Although many LAs have been trying to stick to timescales, some have not always been able to comply and are saying that they do not feel that they have enough time to get all the information that they need now, especially as they now have to get additional information from health and care services. This has sometimes resulted in poor assessments being conducted too quickly, poor plans being produced or EHC plans being rushed out. It has also been noted that there now appear to be more refusals to assess or make an EHC plan after an assessment, and that transferred EHC plans are often just watered down statements.
Are there common approaches?

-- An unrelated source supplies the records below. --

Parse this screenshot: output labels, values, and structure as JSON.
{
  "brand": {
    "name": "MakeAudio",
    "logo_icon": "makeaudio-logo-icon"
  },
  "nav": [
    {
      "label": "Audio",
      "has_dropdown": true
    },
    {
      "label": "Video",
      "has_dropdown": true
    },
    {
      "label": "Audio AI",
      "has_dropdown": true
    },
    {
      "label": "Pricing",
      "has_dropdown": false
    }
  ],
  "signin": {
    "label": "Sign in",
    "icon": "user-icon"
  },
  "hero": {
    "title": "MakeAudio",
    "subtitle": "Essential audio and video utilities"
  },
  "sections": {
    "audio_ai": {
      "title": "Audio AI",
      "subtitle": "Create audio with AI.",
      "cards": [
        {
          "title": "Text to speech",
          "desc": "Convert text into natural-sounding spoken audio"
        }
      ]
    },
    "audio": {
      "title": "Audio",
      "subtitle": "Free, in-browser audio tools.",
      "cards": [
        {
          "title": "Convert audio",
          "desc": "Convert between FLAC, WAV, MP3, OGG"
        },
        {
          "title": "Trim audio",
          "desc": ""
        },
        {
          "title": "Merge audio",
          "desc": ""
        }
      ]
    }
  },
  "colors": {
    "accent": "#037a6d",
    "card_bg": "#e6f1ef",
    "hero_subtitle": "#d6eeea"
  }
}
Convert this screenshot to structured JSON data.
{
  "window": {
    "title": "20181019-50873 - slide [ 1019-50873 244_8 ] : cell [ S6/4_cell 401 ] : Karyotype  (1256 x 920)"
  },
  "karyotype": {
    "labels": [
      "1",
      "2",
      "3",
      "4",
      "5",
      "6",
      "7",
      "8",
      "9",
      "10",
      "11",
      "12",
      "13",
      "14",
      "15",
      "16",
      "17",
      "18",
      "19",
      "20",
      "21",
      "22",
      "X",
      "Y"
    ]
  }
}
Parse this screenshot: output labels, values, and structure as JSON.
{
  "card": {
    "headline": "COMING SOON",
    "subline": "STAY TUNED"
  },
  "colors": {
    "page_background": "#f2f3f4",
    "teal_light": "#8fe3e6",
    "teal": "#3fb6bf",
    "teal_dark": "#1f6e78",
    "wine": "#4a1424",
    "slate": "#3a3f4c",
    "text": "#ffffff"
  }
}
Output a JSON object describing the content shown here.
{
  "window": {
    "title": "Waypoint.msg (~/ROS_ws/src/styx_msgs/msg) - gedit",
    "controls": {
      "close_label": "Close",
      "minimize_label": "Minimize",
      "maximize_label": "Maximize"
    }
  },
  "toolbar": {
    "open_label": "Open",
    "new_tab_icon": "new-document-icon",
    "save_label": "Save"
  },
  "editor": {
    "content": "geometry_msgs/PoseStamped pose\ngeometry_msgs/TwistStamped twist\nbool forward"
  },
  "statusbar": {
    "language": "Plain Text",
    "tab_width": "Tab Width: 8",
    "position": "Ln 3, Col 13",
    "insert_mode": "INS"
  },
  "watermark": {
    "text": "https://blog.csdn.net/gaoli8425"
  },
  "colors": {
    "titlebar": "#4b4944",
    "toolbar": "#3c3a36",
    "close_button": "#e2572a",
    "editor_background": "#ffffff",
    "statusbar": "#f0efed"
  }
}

Many LAs are really trying to integrate the spirit of “working together”when drafting EHC plans. However, some parents feel that there are now too many unnecessary meetings, which hold up the process. Some schools and/or parents are also being asked to complete “standard” application forms when making a request, but then they (and, in particular, schools who may have done a lot of the same work for many different children and young people for the LA) find that their request for assessment is either still turned down at the first hurdle, or when an assessment is agreed, the LA subsequently conducts the assessment and then says that there is no need for them to issue an EHC plan. This obviously wastes a lot of time and manpower.
Are there any common problems?
The most common problem that I have noticed is again to do with the transferring of statements to EHC plans being used as an excuse to reduce provision, or to make it less specific. I have also seen a number of schools that seem to have been given all the hard work to do by the LA for an assessment/transfer, but then found that they have been doing all of this work for nothing (as the LA has not used it). I have also seen LAs indicate to a parent that they will issue an EHC plan after an assessment and will even name their preferred school in it, only for the parents to then be told that an EHC plan will not be issued. Other parents have been told by LAs that their child’s needs are being met in the independent special school that they attend, which the parents are funding privately, so therefore there is no need for an assessment!
Is the system working?
My main concern is that we seem to have undertaken this massive task at a time of funding cuts. I think that it is now going to prove unrealistic to change all statements to EHC plans by April 2018, as was first envisaged. Some people are even saying that it may take eight to ten years. I think it would be fairer if we adopted more realistic timescales and managed everyone’s expectations, as otherwise we are effectively setting ourselves up for failure. Currently, every LA seems to have a different way of doing things. Yet each LA seems to think that they are doing everything correctly and that it is the others who are doing it wrong, which does not make sense if they are all doing things differently.
On the whole, though, I do believe that we are moving in the right direction. Perhaps the pendulum has swung too far one way and it will have to go back too far the other way before it can settle down in the middle. I remain hopeful, however, that subject to there being enough time to effect a proper cultural change (for both parents and LAs), things will sort themselves out in the near future.
Douglas Silas is the Principal of Douglas Silas Solicitors and runs the website: www.SpecialEducationalNeeds.co.uk. He is also the author of A Guide To The SEND Code of Practice (What You Need To Know) which is available for all eBook readers: www.AGuideToTheSENDCodeOfPractice.co.uk
The advice provided here is of a general nature and Douglas Silas Solicitors cannot be held responsible for any loss caused by reliance placed upon it.